"A glorious singing, dancing, romantic comedy based on the heyday times of Charles Dana Gibson, the artist who made the American girl famous...bringing back in all their good-time sparkle and lusty glamour those gay, colorful, high-living days that ushered in the Twentieth Century...it's the natural of all naturals for the talents of Ginger and the big-time screen musical and specialty cast soon to be announced".
...I wonder what the tunes were, if any had been written for it?
...also note the film was to be in Technicolor...dang it! An opportunity for a GingerFilm in color lost...
The general story line was considered again in the 1950's as a Jane Russell vehicle, when Howard Hughes was in control of RKO Studios. The reasoning behind the 'mothballing' at that time is unclear. For all we know, the script is still in a file somewhere out there in Hollywood... would be great to peruse, no matter the quality.
I think this would have been a cool GingerFilm, IF it were given to the correct director... George Stephens or Greg LaCava would have done quite nicely... actually, it kinda seems made for LaCava, perhaps minus any big musical numbers...
In fact, it could be a pretty cool project TODAY, with a totally revamped script, of course...whom would y'all suggest play the part of the 'textbook' Gibson Girl?
Well, hope y'all enjoyed this post... it was cool to research!
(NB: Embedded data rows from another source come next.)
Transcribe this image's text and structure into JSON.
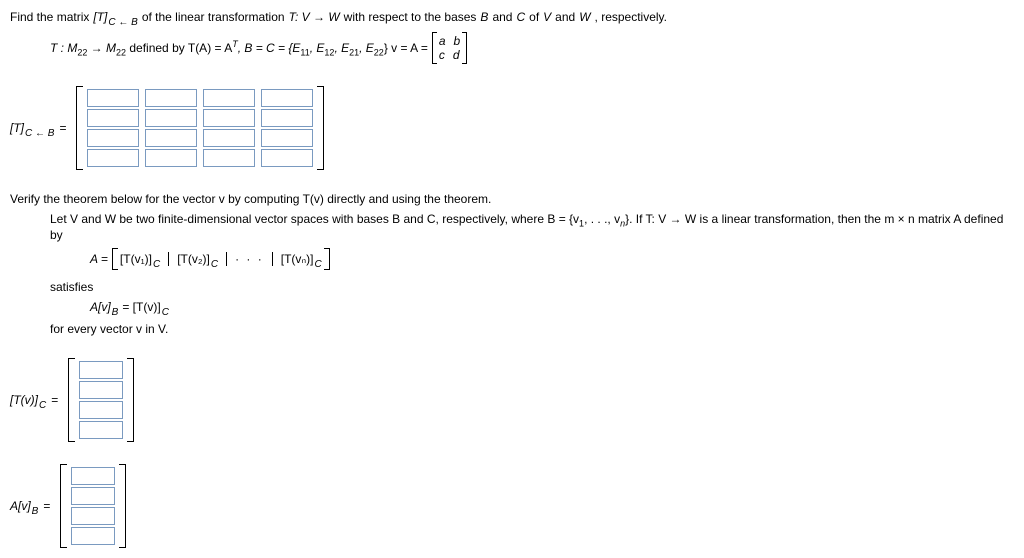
{
  "p1_a": "Find the matrix",
  "p1_expr": "[T]",
  "p1_sub": "C ← B",
  "p1_b": "of the linear transformation",
  "p1_c": "T: V → W",
  "p1_d": "with respect to the bases",
  "p1_e": "B",
  "p1_f": "and",
  "p1_g": "C",
  "p1_h": "of",
  "p1_i": "V",
  "p1_j": "and",
  "p1_k": "W",
  "p1_l": ", respectively.",
  "p2_a": "T : M",
  "p2_a_sub": "22",
  "p2_b": " → M",
  "p2_b_sub": "22",
  "p2_c": "  defined by  T(A) = A",
  "p2_c_sup": "T",
  "p2_d": ", B = C = {E",
  "p2_e11": "11",
  "p2_comma": ", E",
  "p2_e12": "12",
  "p2_e21": "21",
  "p2_e22": "22",
  "p2_f": "} v = A =",
  "mat_a": "a",
  "mat_b": "b",
  "mat_c": "c",
  "mat_d": "d",
  "lblTCB": "[T]",
  "lblTCB_sub": "C ← B",
  "eq": " = ",
  "verify": "Verify the theorem below for the vector v by computing T(v) directly and using the theorem.",
  "let_a": "Let V and W be two finite-dimensional vector spaces with bases B and C, respectively, where B = {v",
  "let_sub1": "1",
  "let_b": ", . . ., v",
  "let_subn": "n",
  "let_c": "}. If T: V → W is a linear transformation, then the m × n matrix A defined by",
  "Aeq": "A =",
  "col1": "[T(v₁)]",
  "col2": "[T(v₂)]",
  "coln": "[T(vₙ)]",
  "colsub": "C",
  "dots": "· · ·",
  "satisfies": "satisfies",
  "AvB": "A[v]",
  "AvB_sub": "B",
  "eq2": " = [T(v)]",
  "eq2_sub": "C",
  "forevery": "for every vector v in V.",
  "lblTvC": "[T(v)]",
  "lblTvC_sub": "C",
  "lblAvB": "A[v]",
  "lblAvB_sub": "B"
}
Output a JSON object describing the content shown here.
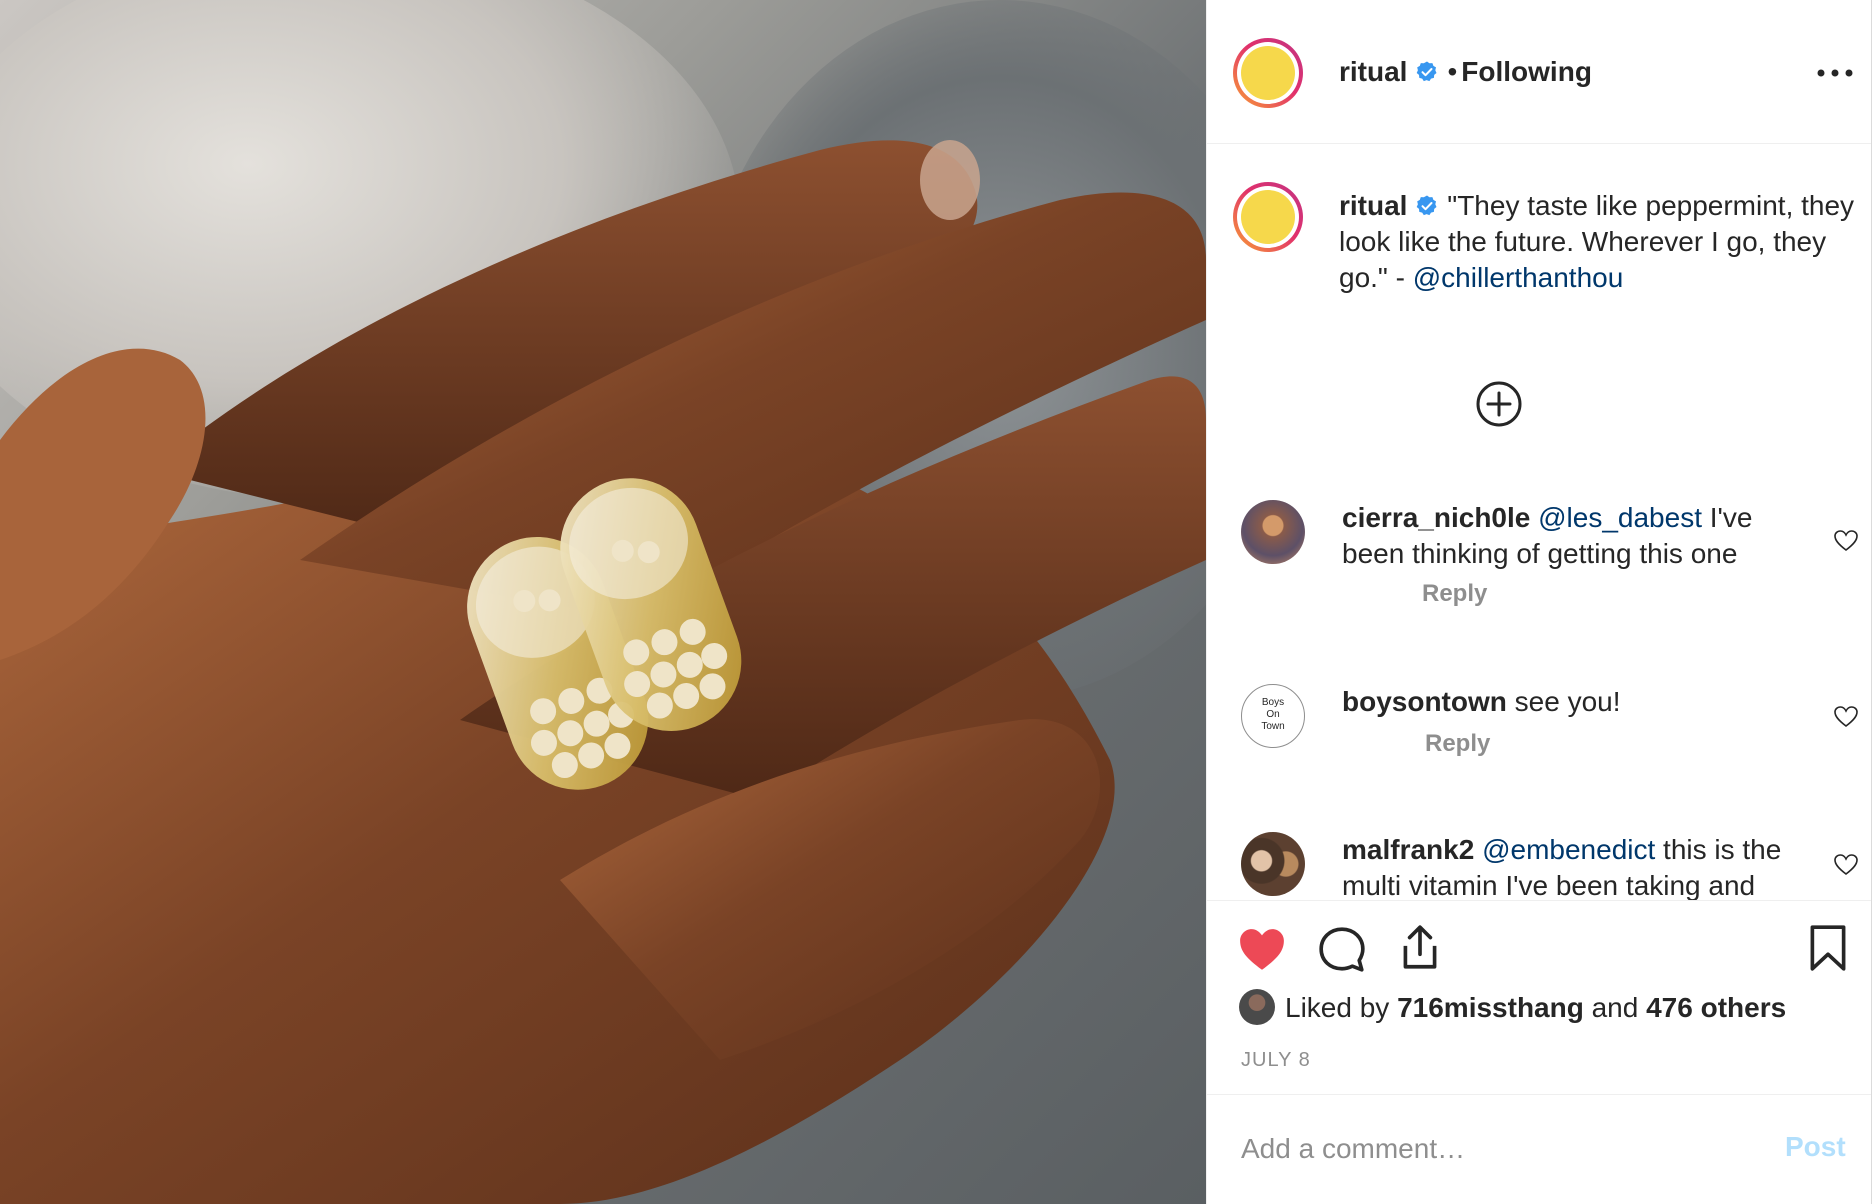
{
  "header": {
    "username": "ritual",
    "separator": "•",
    "follow_status": "Following",
    "verified_icon": "verified-badge-icon",
    "more_icon": "more-options-icon",
    "avatar_color": "#f6d84b"
  },
  "caption": {
    "username": "ritual",
    "text": "\"They taste like peppermint, they look like the future. Wherever I go, they go.\" - ",
    "mention": "@chillerthanthou"
  },
  "load_more_icon": "plus-circle-icon",
  "comments": [
    {
      "username": "cierra_nich0le",
      "mention": "@les_dabest",
      "text": " I've been thinking of getting this one",
      "reply_label": "Reply"
    },
    {
      "username": "boysontown",
      "mention": "",
      "text": " see you!",
      "reply_label": "Reply",
      "avatar_text": "Boys On Town"
    },
    {
      "username": "malfrank2",
      "mention": "@embenedict",
      "text": " this is the multi vitamin I've been taking and",
      "reply_label": ""
    }
  ],
  "actions": {
    "like_icon": "heart-filled-icon",
    "comment_icon": "comment-icon",
    "share_icon": "share-icon",
    "save_icon": "bookmark-icon",
    "like_color": "#ed4956"
  },
  "likes": {
    "prefix": "Liked by ",
    "user": "716missthang",
    "middle": " and ",
    "others": "476 others"
  },
  "date": "JULY 8",
  "add_comment": {
    "placeholder": "Add a comment…",
    "post_label": "Post"
  }
}
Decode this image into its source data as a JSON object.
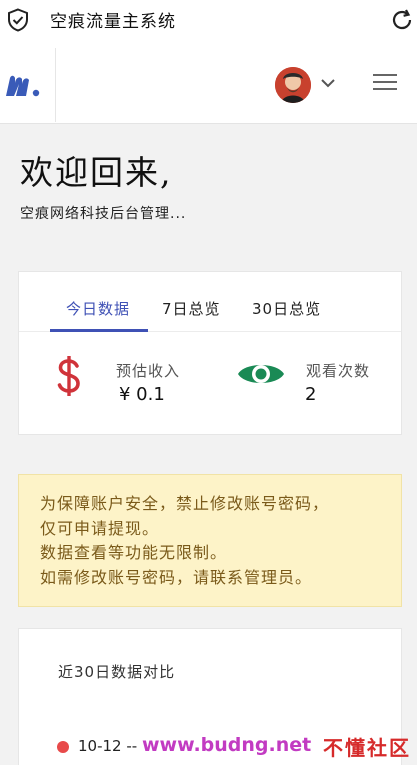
{
  "app": {
    "window_title": "空痕流量主系统"
  },
  "welcome": {
    "heading": "欢迎回来,",
    "subtitle": "空痕网络科技后台管理..."
  },
  "stats": {
    "tabs": [
      {
        "label": "今日数据",
        "active": true
      },
      {
        "label": "7日总览",
        "active": false
      },
      {
        "label": "30日总览",
        "active": false
      }
    ],
    "income_label": "预估收入",
    "income_value": "¥  0.1",
    "views_label": "观看次数",
    "views_value": "2",
    "colors": {
      "income_icon": "#d0333a",
      "views_icon": "#1a8a55",
      "accent": "#3f51b5"
    }
  },
  "notice": {
    "lines": [
      "为保障账户安全，禁止修改账号密码，",
      "仅可申请提现。",
      "数据查看等功能无限制。",
      "如需修改账号密码，请联系管理员。"
    ]
  },
  "compare": {
    "title": "近30日数据对比",
    "first_range": "10-12 -- "
  },
  "watermark": {
    "text1": "www.budng.net",
    "text2": "不懂社区"
  }
}
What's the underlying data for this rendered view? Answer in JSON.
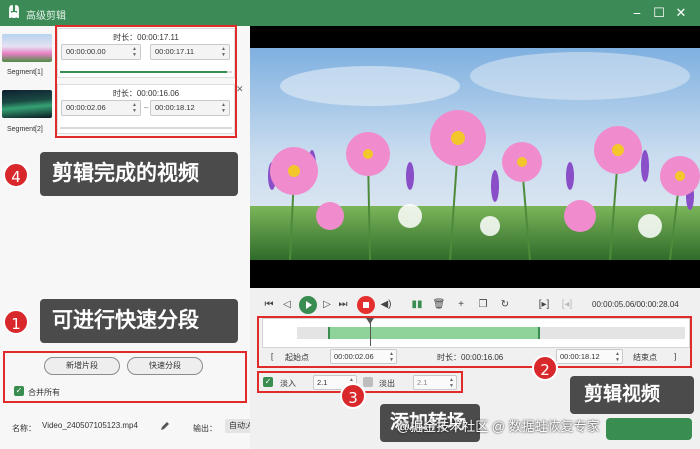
{
  "window": {
    "title": "高级剪辑",
    "minimize": "⎯",
    "maximize": "☐",
    "close": "✕"
  },
  "segments": [
    {
      "label": "Segment[1]",
      "duration": "时长：00:00:17.11",
      "start": "00:00:00.00",
      "end": "00:00:17.11",
      "progress": 0.97
    },
    {
      "label": "Segment[2]",
      "duration": "时长：00:00:16.06",
      "start": "00:00:02.06",
      "end": "00:00:18.12",
      "progress": 0.0
    }
  ],
  "segment_close": "✕",
  "callouts": [
    {
      "num": "4",
      "text": "剪辑完成的视频"
    },
    {
      "num": "1",
      "text": "可进行快速分段"
    },
    {
      "num": "3",
      "text": "添加转场"
    },
    {
      "num": "2",
      "text": "剪辑视频"
    }
  ],
  "buttons": {
    "new_segment": "新增片段",
    "quick_split": "快速分段",
    "merge_all": "合并所有"
  },
  "file": {
    "name_label": "名称：",
    "name_value": "Video_240507105123.mp4",
    "output_label": "输出：",
    "output_value": "自动;Auto"
  },
  "player": {
    "time": "00:00:05.06/00:00:28.04"
  },
  "timeline": {
    "start_label": "起始点",
    "start_value": "00:00:02.06",
    "duration": "时长：00:00:16.06",
    "end_value": "00:00:18.12",
    "end_label": "结束点",
    "sel_start": 0.08,
    "sel_end": 0.626,
    "playhead": 0.19
  },
  "fade": {
    "in_label": "淡入",
    "in_value": "2.1",
    "out_label": "淡出",
    "out_value": "2.1",
    "in_checked": true,
    "out_checked": false
  },
  "watermark": "@掘金技术社区 @ 数据蛙恢复专家",
  "colors": {
    "accent": "#3a8d50",
    "title_bar": "#3c8b57",
    "highlight": "#e12b2b",
    "callout_bg": "#4b4b4b"
  }
}
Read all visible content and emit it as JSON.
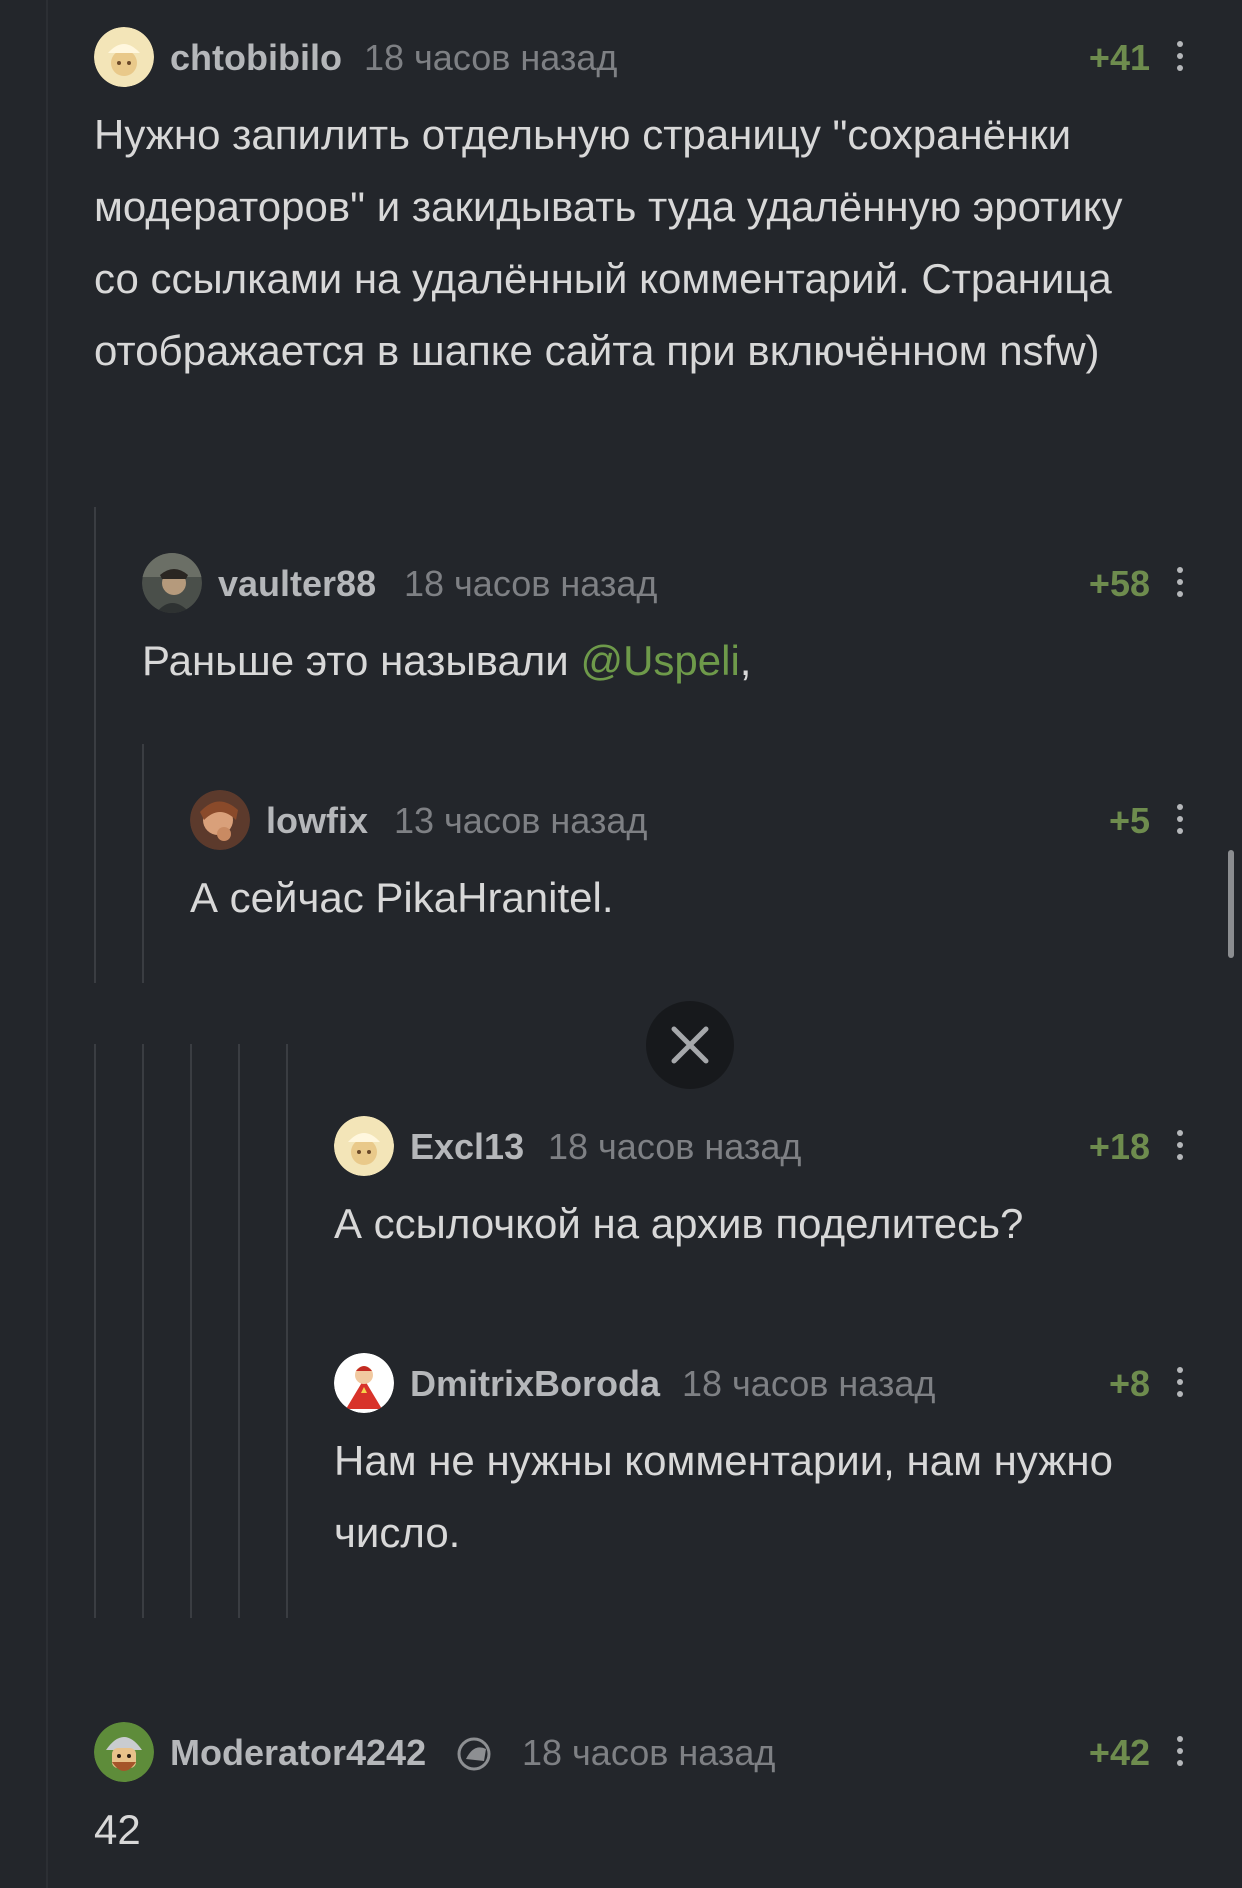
{
  "comments": [
    {
      "author": "chtobibilo",
      "time": "18 часов назад",
      "rating": "+41",
      "text": "Нужно запилить отдельную страницу \"сохранёнки модераторов\" и закидывать туда удалённую эротику со ссылками на удалённый комментарий. Страница отображается в шапке сайта при включённом nsfw)"
    },
    {
      "author": "vaulter88",
      "time": "18 часов назад",
      "rating": "+58",
      "text_before": "Раньше это называли ",
      "mention": "@Uspeli",
      "text_after": ","
    },
    {
      "author": "lowfix",
      "time": "13 часов назад",
      "rating": "+5",
      "text": "А сейчас PikaHranitel."
    },
    {
      "author": "Excl13",
      "time": "18 часов назад",
      "rating": "+18",
      "text": "А ссылочкой на архив поделитесь?"
    },
    {
      "author": "DmitrixBoroda",
      "time": "18 часов назад",
      "rating": "+8",
      "text": "Нам не нужны комментарии, нам нужно число."
    },
    {
      "author": "Moderator4242",
      "time": "18 часов назад",
      "rating": "+42",
      "text": "42"
    }
  ],
  "icons": {
    "more": "more-vertical-icon",
    "close": "close-icon",
    "moderator": "moderator-badge-icon"
  },
  "colors": {
    "background": "#23262b",
    "rating": "#6e8c4e",
    "mention": "#6e9a4a",
    "author": "#b5b7ba",
    "time": "#7e8084"
  }
}
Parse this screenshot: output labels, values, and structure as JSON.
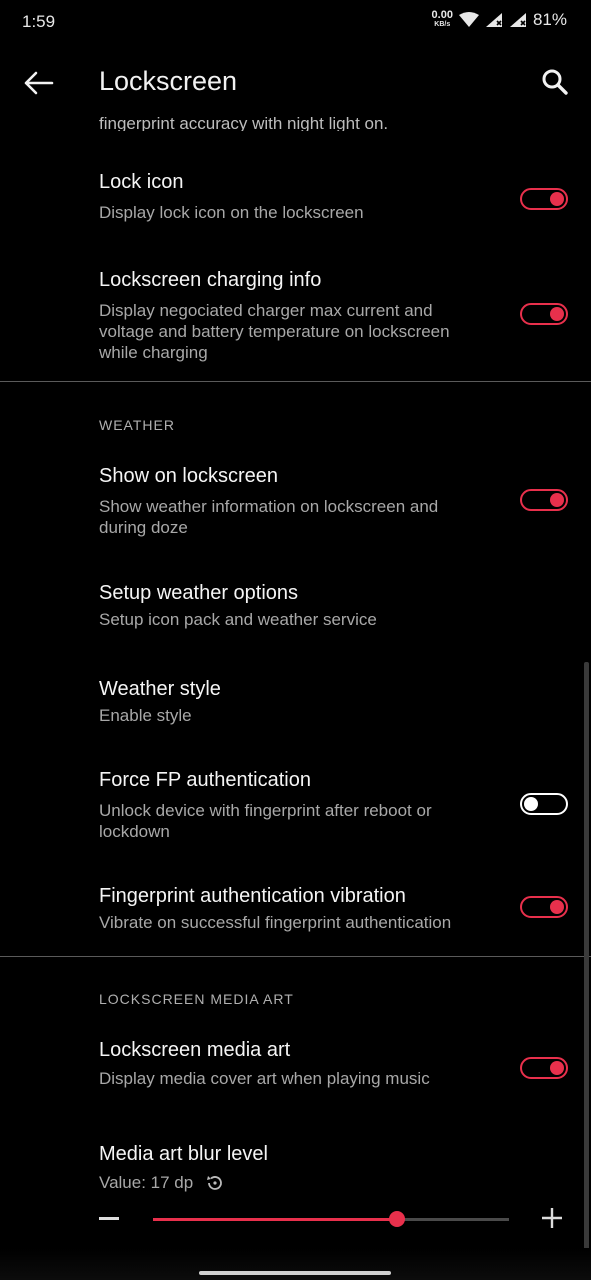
{
  "status_bar": {
    "time": "1:59",
    "net_speed_value": "0.00",
    "net_speed_unit": "KB/s",
    "battery": "81%"
  },
  "app_bar": {
    "title": "Lockscreen"
  },
  "cut_off_text": "fingerprint accuracy with night light on.",
  "prefs_top": [
    {
      "title": "Lock icon",
      "summary": "Display lock icon on the lockscreen",
      "toggle": "on"
    },
    {
      "title": "Lockscreen charging info",
      "summary_lines": [
        "Display negociated charger max current and",
        "voltage and battery temperature on lockscreen",
        "while charging"
      ],
      "toggle": "on"
    }
  ],
  "weather_section": {
    "header": "WEATHER",
    "items": [
      {
        "title": "Show on lockscreen",
        "summary_lines": [
          "Show weather information on lockscreen and",
          "during doze"
        ],
        "toggle": "on"
      },
      {
        "title": "Setup weather options",
        "summary": "Setup icon pack and weather service"
      },
      {
        "title": "Weather style",
        "summary": "Enable style"
      },
      {
        "title": "Force FP authentication",
        "summary_lines": [
          "Unlock device with fingerprint after reboot or",
          "lockdown"
        ],
        "toggle": "off"
      },
      {
        "title": "Fingerprint authentication vibration",
        "summary": "Vibrate on successful fingerprint authentication",
        "toggle": "on"
      }
    ]
  },
  "media_section": {
    "header": "LOCKSCREEN MEDIA ART",
    "items": [
      {
        "title": "Lockscreen media art",
        "summary": "Display media cover art when playing music",
        "toggle": "on"
      },
      {
        "title": "Media art blur level",
        "value_text": "Value: 17 dp"
      }
    ],
    "slider_fraction": 0.685
  },
  "colors": {
    "accent": "#e8304c",
    "background": "#000000"
  }
}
AAANNNDDD, please comment with any more info regarding this one!
It is my hope that I can continue to make 'G-ology' interesting and informative regarding the 'Beautiful Science' of VKM, which is SUCH a great topic!!! ...And remember, your comments are what make Gingerology click - so keep cranking them out!
Thanks again, JW